This one is hard to write. For many reasons. I don’t necessarily feel like the best spokesperson for my brother’s life and story. We were not always close; it was often impossible to be close. Addiction reigned most of his life. I was a preschooler when he started using drugs. We didn’t live together growing up and share a large age gap. For almost two years before he died, he was sober. He didn’t use illicit drugs. He came back into my life in a real and meaningful way. For the first time, I felt like we had a real relationship. He helped me through SO much after my last surgery left me debilitated. He started taking care of the yard for us, things around the house, he packed up and set up my art shows for me so I would’t lose that income while I recovered and was totally incapable. He’d reprimand  me if I so much as picked something up off the ground. He convinced me to try something for my autoimmune disorder that *actually* ended up working really well. He held me up more than I did those last two years.

He encouraged me with his words of affirmation and support. We talked through some really serious stuff and somehow were able to talk about faith, religion, politics, addiction and be honest with each other even if we come from very different viewpoints. I was so, so excited to have him in my life. I could picture his future. I have always been an eternal optimist, an Enneagram 7 through and through….the future is always bright here. And then, as soon as I got comfortable, he was gone. He brought a fancy cheesecake to Thanksgiving the week before he died. I thought we had so much time. We had just talked about how thankful we were to be back in each other’s life. This was supposed to be the beginning, not the ending.

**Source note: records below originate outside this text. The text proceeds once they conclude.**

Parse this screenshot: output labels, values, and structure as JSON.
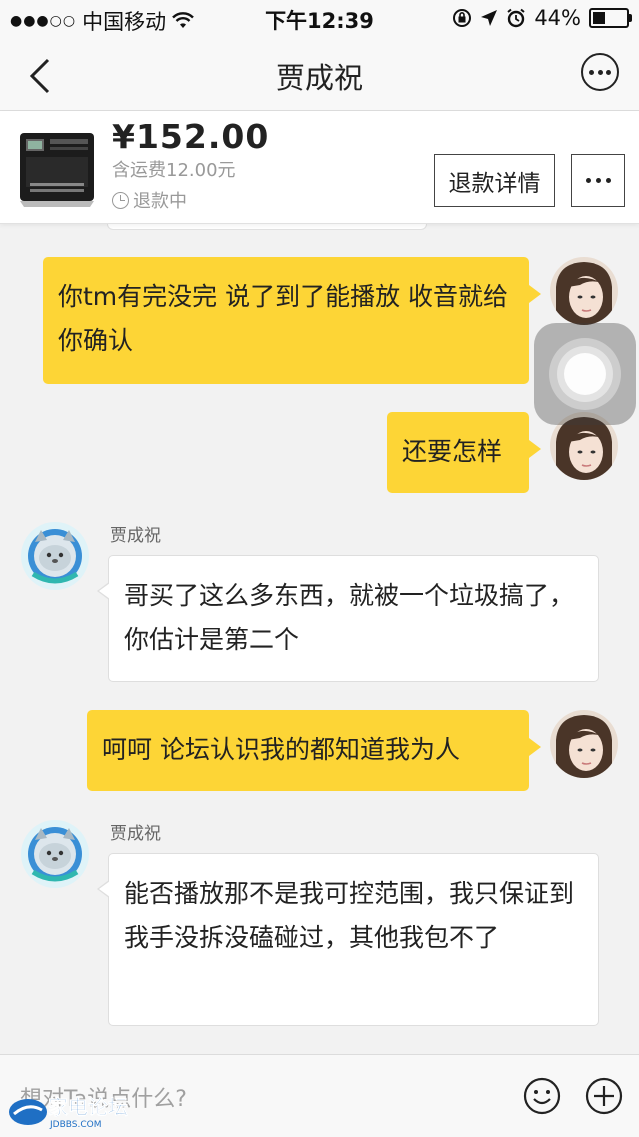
{
  "status_bar": {
    "signal": "●●●○○",
    "carrier": "中国移动",
    "time": "下午12:39",
    "battery": "44%",
    "battery_level": 0.44
  },
  "nav": {
    "title": "贾成祝",
    "back_icon": "chevron-left-icon",
    "more_icon": "more-circle-icon"
  },
  "product": {
    "price": "¥152.00",
    "shipping": "含运费12.00元",
    "status": "退款中",
    "refund_button": "退款详情"
  },
  "messages": [
    {
      "from": "me",
      "text": "你tm有完没完 说了到了能播放 收音就给你确认"
    },
    {
      "from": "me",
      "text": "还要怎样"
    },
    {
      "from": "other",
      "sender": "贾成祝",
      "text": "哥买了这么多东西，就被一个垃圾搞了，你估计是第二个"
    },
    {
      "from": "me",
      "text": "呵呵 论坛认识我的都知道我为人"
    },
    {
      "from": "other",
      "sender": "贾成祝",
      "text": "能否播放那不是我可控范围，我只保证到我手没拆没磕碰过，其他我包不了"
    }
  ],
  "input": {
    "placeholder": "想对Ta说点什么?"
  },
  "watermark": {
    "name": "家电论坛",
    "url": "JDBBS.COM"
  },
  "colors": {
    "my_bubble": "#fdd536",
    "background": "#f2f2f2"
  }
}
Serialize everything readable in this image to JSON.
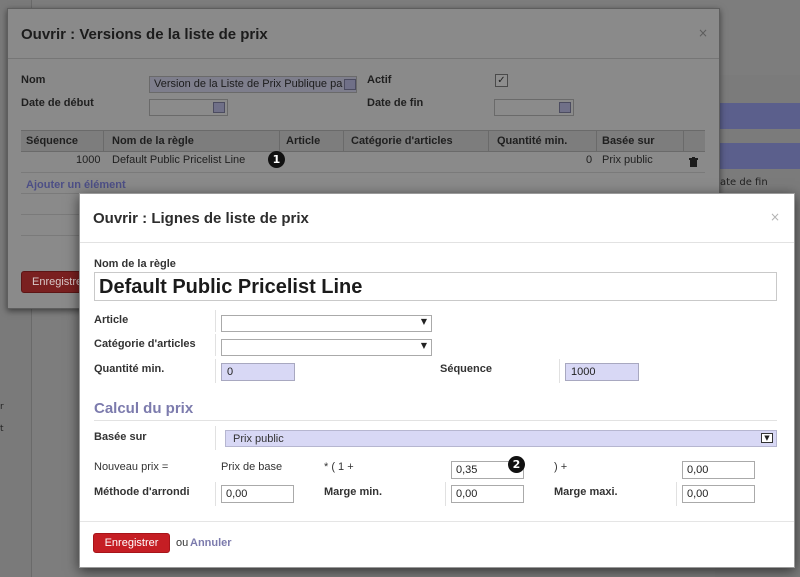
{
  "background": {
    "right_label": "ate de fin",
    "left_marks": [
      "r",
      "t"
    ]
  },
  "dialog1": {
    "title": "Ouvrir : Versions de la liste de prix",
    "close_glyph": "×",
    "fields": {
      "name_label": "Nom",
      "name_value": "Version de la Liste de Prix Publique pa",
      "start_label": "Date de début",
      "active_label": "Actif",
      "active_checked": true,
      "end_label": "Date de fin"
    },
    "table": {
      "headers": [
        "Séquence",
        "Nom de la règle",
        "Article",
        "Catégorie d'articles",
        "Quantité min.",
        "Basée sur"
      ],
      "rows": [
        {
          "sequence": "1000",
          "name": "Default Public Pricelist Line",
          "article": "",
          "category": "",
          "min_qty": "0",
          "based_on": "Prix public"
        }
      ],
      "add_item": "Ajouter un élément"
    },
    "save_label": "Enregistrer"
  },
  "dialog2": {
    "title": "Ouvrir : Lignes de liste de prix",
    "close_glyph": "×",
    "rule_name_label": "Nom de la règle",
    "rule_name_value": "Default Public Pricelist Line",
    "article_label": "Article",
    "category_label": "Catégorie d'articles",
    "min_qty_label": "Quantité min.",
    "min_qty_value": "0",
    "sequence_label": "Séquence",
    "sequence_value": "1000",
    "section_title": "Calcul du prix",
    "based_on_label": "Basée sur",
    "based_on_value": "Prix public",
    "new_price_label": "Nouveau prix =",
    "base_price_text": "Prix de base",
    "multiplier_text": "* ( 1 +",
    "discount_value": "0,35",
    "plus_text": ") +",
    "surcharge_value": "0,00",
    "rounding_label": "Méthode d'arrondi",
    "rounding_value": "0,00",
    "min_margin_label": "Marge min.",
    "min_margin_value": "0,00",
    "max_margin_label": "Marge maxi.",
    "max_margin_value": "0,00",
    "save_label": "Enregistrer",
    "or_text": "ou",
    "cancel_label": "Annuler"
  },
  "annotations": {
    "badge1": "1",
    "badge2": "2"
  },
  "colors": {
    "accent": "#7c7bad",
    "primary_button": "#c51e24",
    "readonly_field": "#d8d8f5"
  }
}
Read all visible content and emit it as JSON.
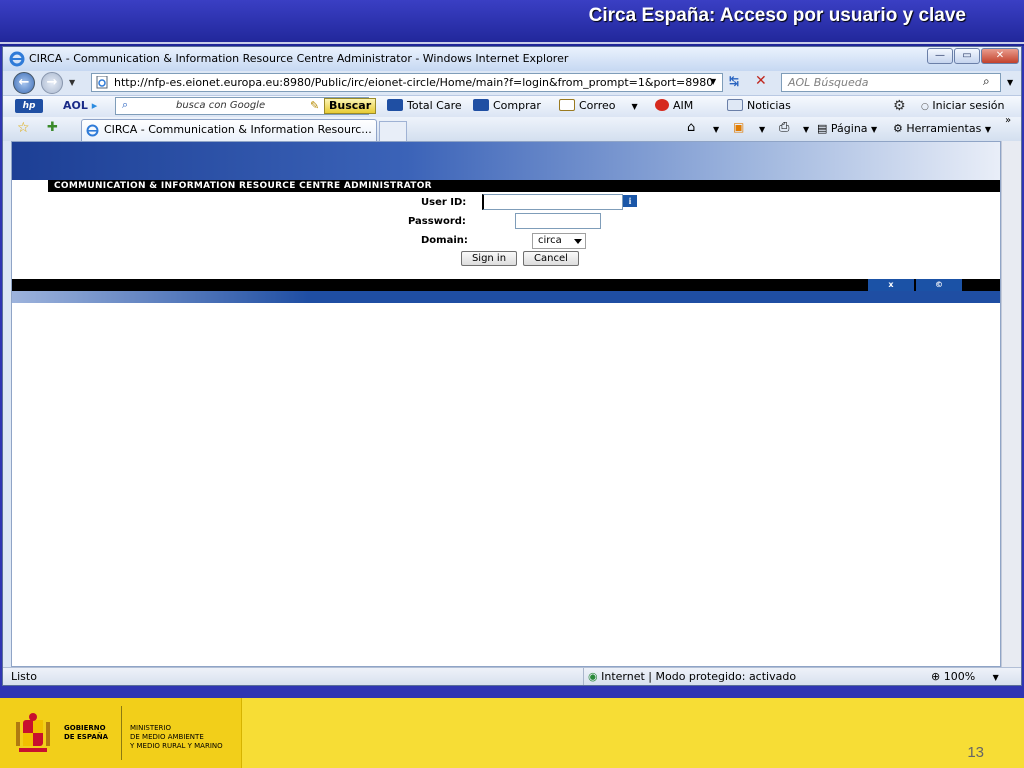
{
  "slide": {
    "title": "Circa España: Acceso por usuario y clave",
    "page_number": "13",
    "footer": {
      "gov_line1": "GOBIERNO",
      "gov_line2": "DE ESPAÑA",
      "min_line1": "MINISTERIO",
      "min_line2": "DE MEDIO AMBIENTE",
      "min_line3": "Y MEDIO RURAL Y MARINO"
    }
  },
  "browser": {
    "window_title": "CIRCA - Communication & Information Resource Centre Administrator - Windows Internet Explorer",
    "address": "http://nfp-es.eionet.europa.eu:8980/Public/irc/eionet-circle/Home/main?f=login&from_prompt=1&port=8980",
    "search_placeholder": "AOL Búsqueda",
    "links": {
      "aol": "AOL",
      "google_placeholder": "busca con Google",
      "buscar": "Buscar",
      "total_care": "Total Care",
      "comprar": "Comprar",
      "correo": "Correo",
      "aim": "AIM",
      "noticias": "Noticias",
      "iniciar_sesion": "Iniciar sesión"
    },
    "tab_title": "CIRCA - Communication & Information Resourc...",
    "commands": {
      "pagina": "Página",
      "herramientas": "Herramientas"
    },
    "status": {
      "left": "Listo",
      "zone": "Internet | Modo protegido: activado",
      "zoom": "100%"
    }
  },
  "app": {
    "header": "COMMUNICATION & INFORMATION RESOURCE CENTRE ADMINISTRATOR",
    "form": {
      "user_id_label": "User ID:",
      "password_label": "Password:",
      "domain_label": "Domain:",
      "domain_value": "circa",
      "info_icon": "i",
      "sign_in": "Sign in",
      "cancel": "Cancel"
    },
    "footer_buttons": {
      "close": "x",
      "about": "©"
    }
  },
  "colors": {
    "slide_blue": "#2f35b3",
    "footer_yellow": "#f7dd35",
    "app_navy": "#1b52a6"
  }
}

A week after Thanksgiving 2018, we got the call. It’s been a difficult, anxiety provoking numb-like blur ever since. Sometimes, I am not sure if I am just mourning the loss of him or the loss of what I knew he would have become. I could see him growing old now filled with even crazier antics. I could see him flourishing with purpose. Becoming a dad, having a family. And yet, his life had value never having become any of those things.

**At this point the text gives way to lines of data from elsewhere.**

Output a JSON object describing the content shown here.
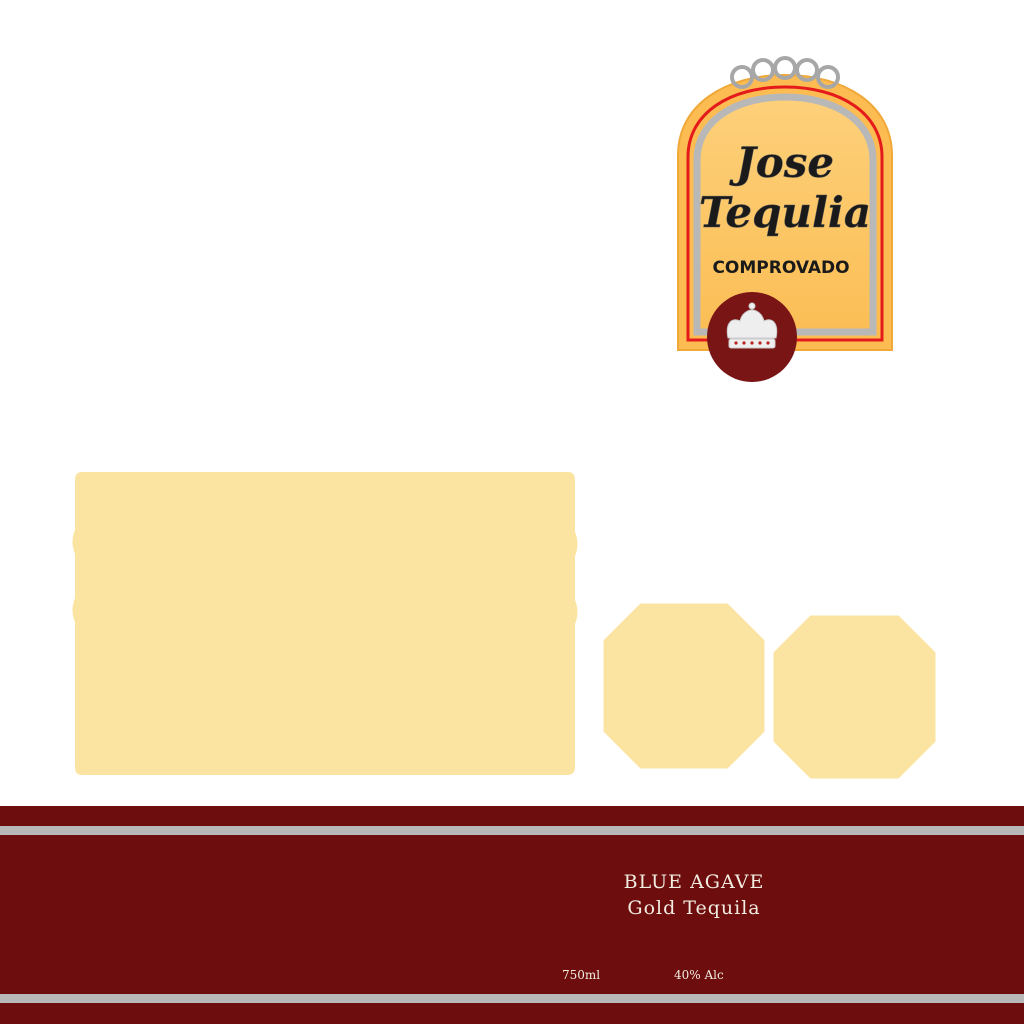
{
  "logo": {
    "line1": "Jose",
    "line2": "Tequlia",
    "tagline": "COMPROVADO",
    "emblem_icon": "crown-icon"
  },
  "band": {
    "line1": "BLUE AGAVE",
    "line2": "Gold Tequila",
    "volume": "750ml",
    "abv": "40% Alc"
  },
  "colors": {
    "band": "#6e0d0d",
    "stripe": "#b8b8b8",
    "panel": "#fbe4a1",
    "logo_gold": "#fcbc52",
    "logo_red": "#e51b1b",
    "logo_silver": "#b8b8b8"
  }
}
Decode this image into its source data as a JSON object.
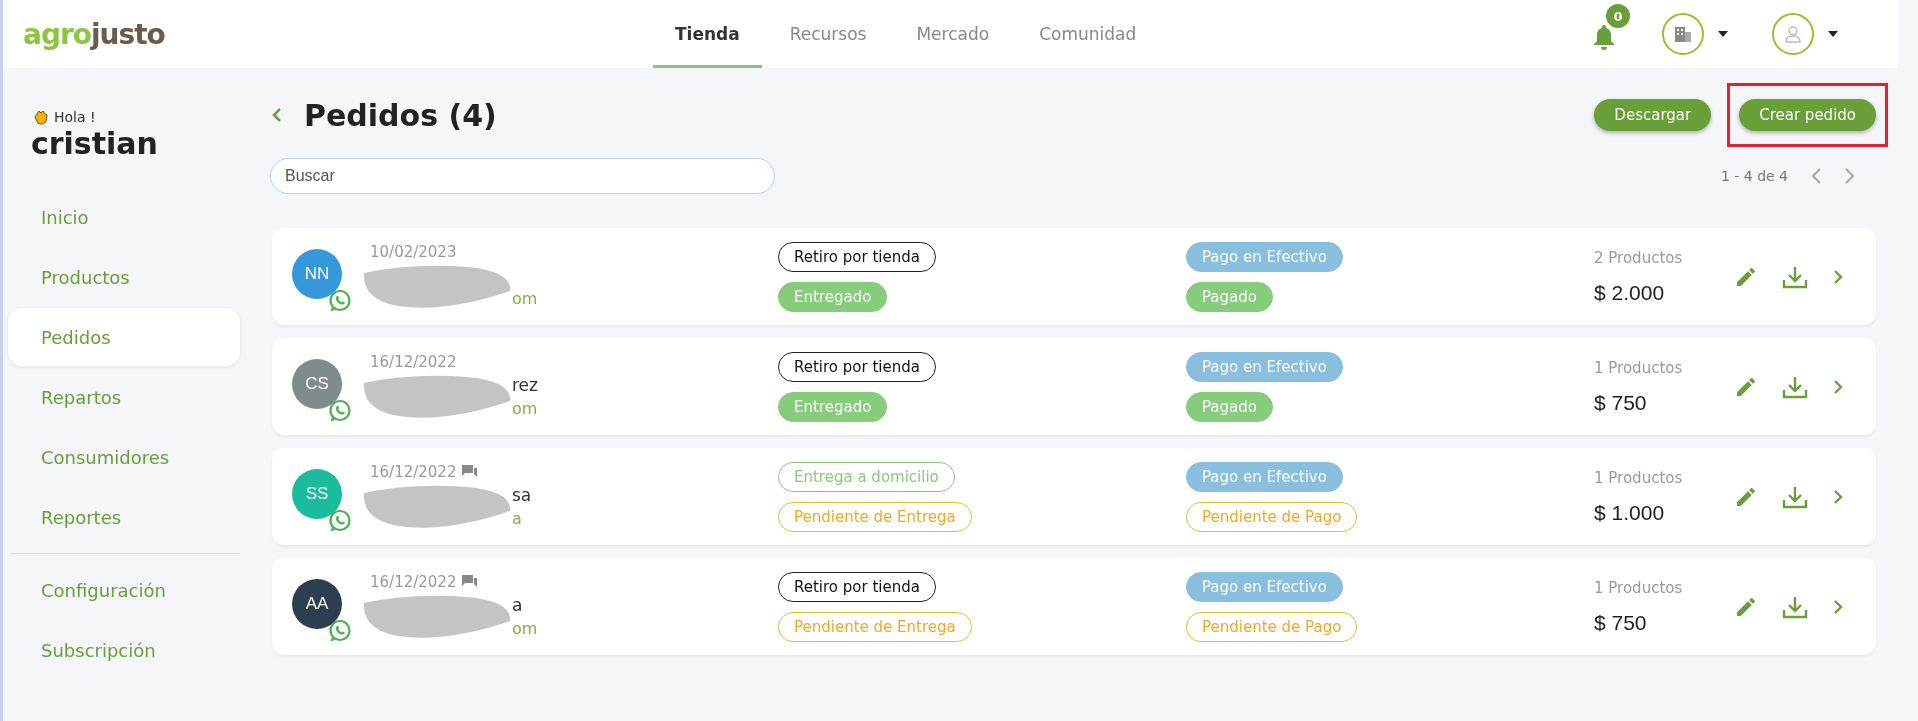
{
  "brand": {
    "part1": "agro",
    "part2": "justo"
  },
  "nav": [
    {
      "label": "Tienda",
      "selected": true
    },
    {
      "label": "Recursos",
      "selected": false
    },
    {
      "label": "Mercado",
      "selected": false
    },
    {
      "label": "Comunidad",
      "selected": false
    }
  ],
  "notifications": {
    "count": "0"
  },
  "sidebar": {
    "greeting": "Hola !",
    "user": "cristian",
    "items": [
      {
        "label": "Inicio",
        "selected": false
      },
      {
        "label": "Productos",
        "selected": false
      },
      {
        "label": "Pedidos",
        "selected": true
      },
      {
        "label": "Repartos",
        "selected": false
      },
      {
        "label": "Consumidores",
        "selected": false
      },
      {
        "label": "Reportes",
        "selected": false
      }
    ],
    "footer_items": [
      {
        "label": "Configuración",
        "selected": false
      },
      {
        "label": "Subscripción",
        "selected": false
      }
    ]
  },
  "page": {
    "title": "Pedidos (4)",
    "search": {
      "placeholder": "Buscar"
    },
    "buttons": [
      {
        "label": "Descargar",
        "highlighted": false
      },
      {
        "label": "Crear pedido",
        "highlighted": true
      }
    ],
    "pagination": "1 - 4 de 4"
  },
  "orders": [
    {
      "initials": "NN",
      "color": "#3498db",
      "date": "10/02/2023",
      "has_comment": false,
      "email_visible": "om",
      "delivery": {
        "label": "Retiro por tienda",
        "kind": "outline-dark"
      },
      "delivery_status": {
        "label": "Entregado",
        "kind": "solid-green"
      },
      "payment": {
        "label": "Pago en Efectivo",
        "kind": "solid-blue"
      },
      "payment_status": {
        "label": "Pagado",
        "kind": "solid-green"
      },
      "products": "2 Productos",
      "total": "$ 2.000"
    },
    {
      "initials": "CS",
      "color": "#7f8c8d",
      "date": "16/12/2022",
      "has_comment": false,
      "name_visible": "rez",
      "email_visible": "om",
      "delivery": {
        "label": "Retiro por tienda",
        "kind": "outline-dark"
      },
      "delivery_status": {
        "label": "Entregado",
        "kind": "solid-green"
      },
      "payment": {
        "label": "Pago en Efectivo",
        "kind": "solid-blue"
      },
      "payment_status": {
        "label": "Pagado",
        "kind": "solid-green"
      },
      "products": "1 Productos",
      "total": "$ 750"
    },
    {
      "initials": "SS",
      "color": "#1abc9c",
      "date": "16/12/2022",
      "has_comment": true,
      "name_visible": "sa",
      "email_visible": "a",
      "delivery": {
        "label": "Entrega a domicilio",
        "kind": "outline-green"
      },
      "delivery_status": {
        "label": "Pendiente de Entrega",
        "kind": "outline-orange"
      },
      "payment": {
        "label": "Pago en Efectivo",
        "kind": "solid-blue"
      },
      "payment_status": {
        "label": "Pendiente de Pago",
        "kind": "outline-orange"
      },
      "products": "1 Productos",
      "total": "$ 1.000"
    },
    {
      "initials": "AA",
      "color": "#2c3e50",
      "date": "16/12/2022",
      "has_comment": true,
      "name_visible": "a",
      "email_visible": "om",
      "delivery": {
        "label": "Retiro por tienda",
        "kind": "outline-dark"
      },
      "delivery_status": {
        "label": "Pendiente de Entrega",
        "kind": "outline-orange"
      },
      "payment": {
        "label": "Pago en Efectivo",
        "kind": "solid-blue"
      },
      "payment_status": {
        "label": "Pendiente de Pago",
        "kind": "outline-orange"
      },
      "products": "1 Productos",
      "total": "$ 750"
    }
  ]
}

These paintings of slopes are for Adam’s birthday; he would’ve been 40 this March. He was an avid snowboarder, previously sponsored, and Burton obsessed. I love you Ad-man, thank you for being there for me when I needed it the most. It breaks my heart I couldn’t be there for you. I hope you’re snowboarding all the live long day in Heaven. We sure haven’t had much snow here the last couple of years….I wonder if there is a reason for that? You hogging it, bro?

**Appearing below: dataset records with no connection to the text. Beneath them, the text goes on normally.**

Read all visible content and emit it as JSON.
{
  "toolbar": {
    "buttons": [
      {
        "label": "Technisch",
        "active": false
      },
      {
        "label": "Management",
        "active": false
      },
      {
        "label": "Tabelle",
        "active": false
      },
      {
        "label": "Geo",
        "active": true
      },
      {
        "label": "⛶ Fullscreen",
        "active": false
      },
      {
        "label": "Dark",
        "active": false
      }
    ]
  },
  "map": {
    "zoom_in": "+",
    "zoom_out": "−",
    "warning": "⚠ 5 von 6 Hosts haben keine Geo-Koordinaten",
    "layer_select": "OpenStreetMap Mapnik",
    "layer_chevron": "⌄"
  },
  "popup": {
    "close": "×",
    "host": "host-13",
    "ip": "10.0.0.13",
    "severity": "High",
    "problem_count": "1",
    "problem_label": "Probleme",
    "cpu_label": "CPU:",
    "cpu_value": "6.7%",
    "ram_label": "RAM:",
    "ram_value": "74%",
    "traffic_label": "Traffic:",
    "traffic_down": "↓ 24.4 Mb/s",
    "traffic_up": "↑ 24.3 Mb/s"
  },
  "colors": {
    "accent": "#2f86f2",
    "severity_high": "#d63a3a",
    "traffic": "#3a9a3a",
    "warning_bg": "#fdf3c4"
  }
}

20% of the profit from the Slope Parties (Originals and Prints) will be going to a faith-based nonprofit in New England that has a comprehensive addiction recovery program focused on living with purpose. You can check it out here.